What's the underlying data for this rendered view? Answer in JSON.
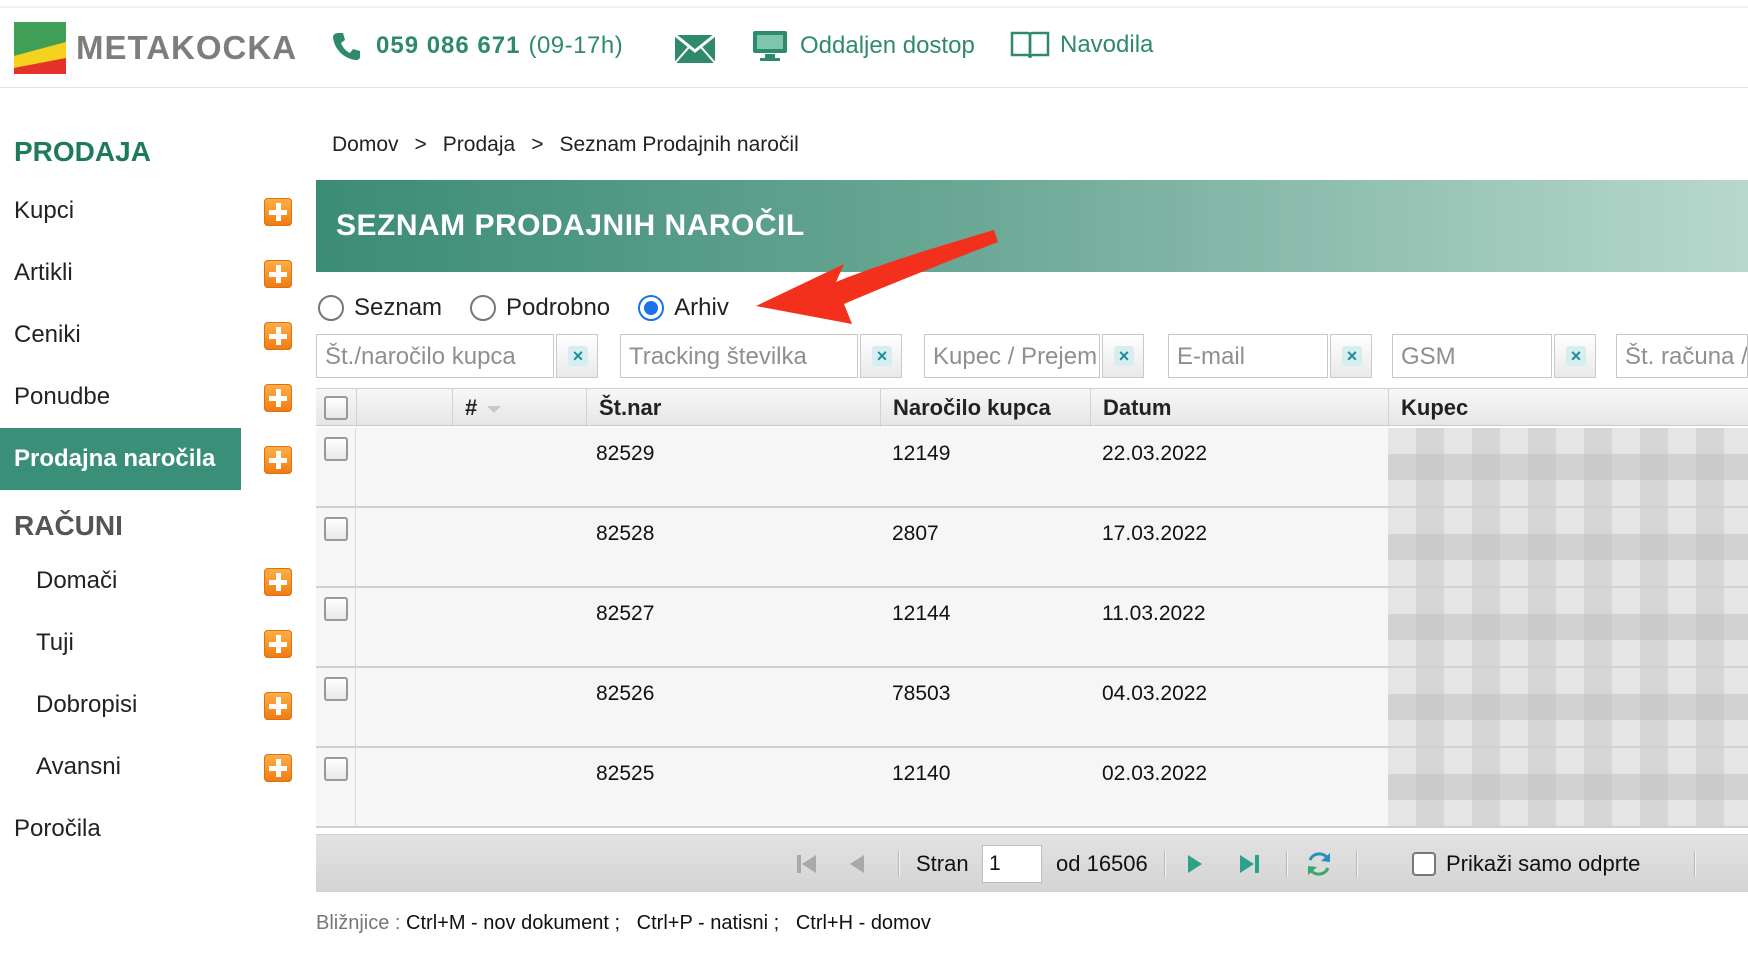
{
  "header": {
    "logo_text": "METAKOCKA",
    "phone_number": "059 086 671",
    "phone_hours": "(09-17h)",
    "remote_access_label": "Oddaljen dostop",
    "manual_label": "Navodila"
  },
  "sidebar": {
    "section_sales": "PRODAJA",
    "sales_items": [
      {
        "label": "Kupci",
        "has_add": true
      },
      {
        "label": "Artikli",
        "has_add": true
      },
      {
        "label": "Ceniki",
        "has_add": true
      },
      {
        "label": "Ponudbe",
        "has_add": true
      },
      {
        "label": "Prodajna naročila",
        "has_add": true,
        "active": true
      }
    ],
    "section_invoices": "RAČUNI",
    "invoice_items": [
      {
        "label": "Domači",
        "has_add": true
      },
      {
        "label": "Tuji",
        "has_add": true
      },
      {
        "label": "Dobropisi",
        "has_add": true
      },
      {
        "label": "Avansni",
        "has_add": true
      }
    ],
    "reports_label": "Poročila"
  },
  "breadcrumb": [
    "Domov",
    "Prodaja",
    "Seznam Prodajnih naročil"
  ],
  "breadcrumb_sep": ">",
  "page_title": "SEZNAM PRODAJNIH NAROČIL",
  "view_options": [
    {
      "label": "Seznam",
      "selected": false
    },
    {
      "label": "Podrobno",
      "selected": false
    },
    {
      "label": "Arhiv",
      "selected": true
    }
  ],
  "filters": [
    {
      "placeholder": "Št./naročilo kupca"
    },
    {
      "placeholder": "Tracking številka"
    },
    {
      "placeholder": "Kupec / Prejem"
    },
    {
      "placeholder": "E-mail"
    },
    {
      "placeholder": "GSM"
    },
    {
      "placeholder": "Št. računa /"
    }
  ],
  "clear_glyph": "×",
  "table": {
    "columns": [
      "#",
      "Št.nar",
      "Naročilo kupca",
      "Datum",
      "Kupec"
    ],
    "rows": [
      {
        "order_no": "82529",
        "customer_order": "12149",
        "date": "22.03.2022"
      },
      {
        "order_no": "82528",
        "customer_order": "2807",
        "date": "17.03.2022"
      },
      {
        "order_no": "82527",
        "customer_order": "12144",
        "date": "11.03.2022"
      },
      {
        "order_no": "82526",
        "customer_order": "78503",
        "date": "04.03.2022"
      },
      {
        "order_no": "82525",
        "customer_order": "12140",
        "date": "02.03.2022"
      }
    ]
  },
  "pager": {
    "page_label": "Stran",
    "page_value": "1",
    "total_label": "od 16506",
    "open_only_label": "Prikaži samo odprte"
  },
  "shortcuts": {
    "prefix": "Bližnjice :",
    "text": "Ctrl+M - nov dokument ;   Ctrl+P - natisni ;   Ctrl+H - domov"
  },
  "colors": {
    "brand_green": "#3a8f78",
    "accent_orange": "#f07a10",
    "annotation_red": "#f2301c",
    "radio_blue": "#1a73e8"
  }
}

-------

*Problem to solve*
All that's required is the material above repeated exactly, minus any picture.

*Answer to this task*
What's the underlying data for this rendered view? Answer in JSON.
{
  "header": {
    "logo_text": "METAKOCKA",
    "phone_number": "059 086 671",
    "phone_hours": "(09-17h)",
    "remote_access_label": "Oddaljen dostop",
    "manual_label": "Navodila"
  },
  "sidebar": {
    "section_sales": "PRODAJA",
    "sales_items": [
      {
        "label": "Kupci",
        "has_add": true
      },
      {
        "label": "Artikli",
        "has_add": true
      },
      {
        "label": "Ceniki",
        "has_add": true
      },
      {
        "label": "Ponudbe",
        "has_add": true
      },
      {
        "label": "Prodajna naročila",
        "has_add": true,
        "active": true
      }
    ],
    "section_invoices": "RAČUNI",
    "invoice_items": [
      {
        "label": "Domači",
        "has_add": true
      },
      {
        "label": "Tuji",
        "has_add": true
      },
      {
        "label": "Dobropisi",
        "has_add": true
      },
      {
        "label": "Avansni",
        "has_add": true
      }
    ],
    "reports_label": "Poročila"
  },
  "breadcrumb": [
    "Domov",
    "Prodaja",
    "Seznam Prodajnih naročil"
  ],
  "breadcrumb_sep": ">",
  "page_title": "SEZNAM PRODAJNIH NAROČIL",
  "view_options": [
    {
      "label": "Seznam",
      "selected": false
    },
    {
      "label": "Podrobno",
      "selected": false
    },
    {
      "label": "Arhiv",
      "selected": true
    }
  ],
  "filters": [
    {
      "placeholder": "Št./naročilo kupca"
    },
    {
      "placeholder": "Tracking številka"
    },
    {
      "placeholder": "Kupec / Prejem"
    },
    {
      "placeholder": "E-mail"
    },
    {
      "placeholder": "GSM"
    },
    {
      "placeholder": "Št. računa /"
    }
  ],
  "clear_glyph": "×",
  "table": {
    "columns": [
      "#",
      "Št.nar",
      "Naročilo kupca",
      "Datum",
      "Kupec"
    ],
    "rows": [
      {
        "order_no": "82529",
        "customer_order": "12149",
        "date": "22.03.2022"
      },
      {
        "order_no": "82528",
        "customer_order": "2807",
        "date": "17.03.2022"
      },
      {
        "order_no": "82527",
        "customer_order": "12144",
        "date": "11.03.2022"
      },
      {
        "order_no": "82526",
        "customer_order": "78503",
        "date": "04.03.2022"
      },
      {
        "order_no": "82525",
        "customer_order": "12140",
        "date": "02.03.2022"
      }
    ]
  },
  "pager": {
    "page_label": "Stran",
    "page_value": "1",
    "total_label": "od 16506",
    "open_only_label": "Prikaži samo odprte"
  },
  "shortcuts": {
    "prefix": "Bližnjice :",
    "text": "Ctrl+M - nov dokument ;   Ctrl+P - natisni ;   Ctrl+H - domov"
  },
  "colors": {
    "brand_green": "#3a8f78",
    "accent_orange": "#f07a10",
    "annotation_red": "#f2301c",
    "radio_blue": "#1a73e8"
  }
}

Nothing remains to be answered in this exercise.